Helen Campanella has painted all her life. She remembers the joy of having her works first displayed as a third-grader, saying “it knocked my socks off.”
The Point Dume resident may have picked up some of her artistic talents from her mother, who was also an artist with work shown in local galleries near Pasadena where she grew up. Now, the mostly self-taught artist is flourishing during the coronavirus pandemic, finding more free time and an urge to create while the world is in the thick of one of its biggest crises.
Campanella started picking up her paint brushes more frequently in the last few years after the death of her daughter. She honed more skills painting with the Santa Monica College Emeritus program in Malibu. When she didn’t like some of her own work, the Malibu Art Association member would tear it up and transform it into collage pieces. She eventually set up a studio in her living room and branched out from watercolor—what “really got me started,” Campanella said—into oils and acrylics.
When the pandemic forced the cancellation of the yoga classes she taught at a Pacific Palisades health club, Campanella made the most of it, channeling her creativity into a beautiful new series of paintings that are on display and for sale at Sorenity Rocks Malibu’s art gallery and at its satellite location on Point Dume. The floral garden depictions evoke a calming effect especially beneficial at a time when the pandemic has turned daily lives topsy-turvy.
Some of the new floral series involve poured paint technique. The artist pours paint with a mixture of Floetrol—a paint conditioner and thinner—to create florals leaning toward an abstract style, although she insists she is not an abstract painter. She’s been known to incorporate a hair dryer and chains instead of a brush in this technique.
“It’s a pretty intensive four or five hours” of pulling paint, she explained.
The artist’s creativity has blossomed using other interesting techniques, as well, to create pieces including the use of actual bikinis for a mixed media collection. Entitled “Bikinilicious,” it is a series of string bikinis crafted into floral design.
“They’re very amusing,” she chuckled. “It’s making it 3-D. Taking watercolor paintings and doing collage—cutting up and arranging the bikinis to look like flowers.”
One piece was to be displayed at Malibu City Hall.
“We were having our opening and then, of course, COVID hit right before everything shut down.
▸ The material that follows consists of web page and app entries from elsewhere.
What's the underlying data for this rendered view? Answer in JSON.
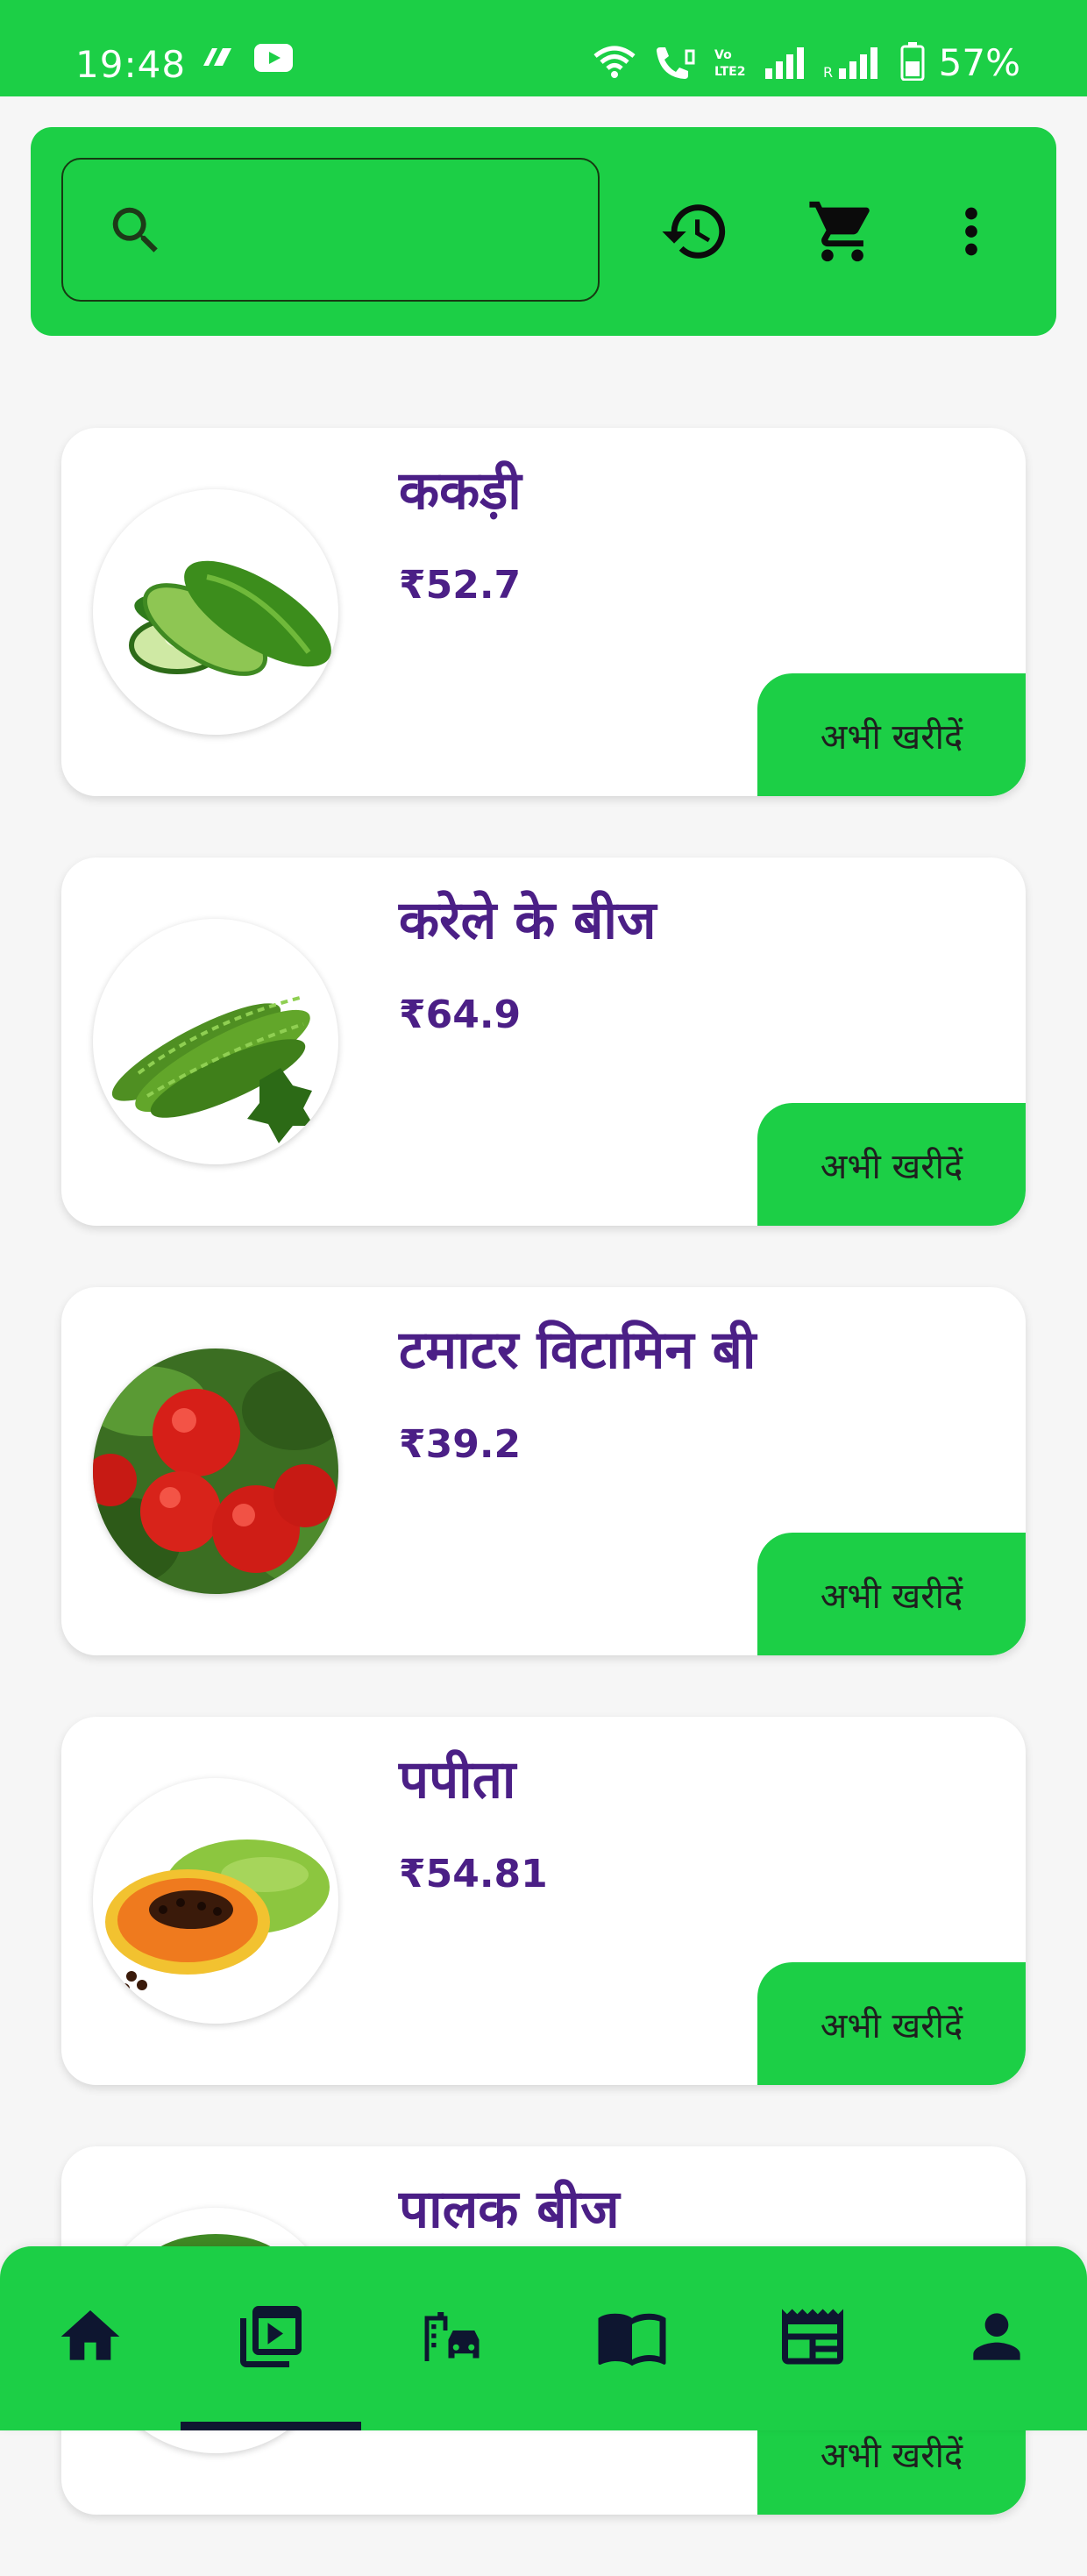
{
  "status_bar": {
    "time": "19:48",
    "battery": "57%",
    "icons": [
      "app-notification-icon",
      "youtube-icon",
      "wifi-icon",
      "wifi-calling-icon",
      "volte-icon",
      "signal-icon",
      "signal-roaming-icon",
      "battery-icon"
    ]
  },
  "search": {
    "value": "",
    "placeholder": ""
  },
  "header_actions": [
    "history-icon",
    "cart-icon",
    "more-vert-icon"
  ],
  "products": [
    {
      "name": "ककड़ी",
      "price": "₹52.7",
      "button": "अभी खरीदें",
      "image": "cucumber"
    },
    {
      "name": "करेले के बीज",
      "price": "₹64.9",
      "button": "अभी खरीदें",
      "image": "bitter-gourd"
    },
    {
      "name": "टमाटर विटामिन बी",
      "price": "₹39.2",
      "button": "अभी खरीदें",
      "image": "tomato"
    },
    {
      "name": "पपीता",
      "price": "₹54.81",
      "button": "अभी खरीदें",
      "image": "papaya"
    },
    {
      "name": "पालक बीज",
      "price": "",
      "button": "अभी खरीदें",
      "image": "spinach"
    }
  ],
  "bottom_nav": {
    "items": [
      "home-icon",
      "shop-icon",
      "transport-icon",
      "book-icon",
      "news-icon",
      "profile-icon"
    ],
    "active_index": 1
  },
  "colors": {
    "primary_green": "#1ccf46",
    "text_purple": "#4b1f86",
    "icon_dark": "#0e1630"
  }
}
So, that was a big disappointment, that we didn’t get to see the art on the wall—local art,” Campanella said.
Campanella’s work has been shown at Sorenity Rocks before.
“Lenise (Sorén, the proprietor) is a lovely lady who’s shown a few other local artists. She’s all about Malibu art and artists,” Campanella praised.
The importance of creating during times of crisis and displaying artwork when so many businesses and people have been sequestered is on Campanella’s mind.
“The gallery was ready to open and then COVID hit. It’s been really slow trying to get in full swing,” she described.
The painter appears most Sunday afternoons at Pacific Coast Highway and Heathercliff with recent creations.
“It was a big shift, mentally, from painting for myself to deciding to paint and sell as an artist, though I would rather have a painting hanging on somebody’s wall,” she said.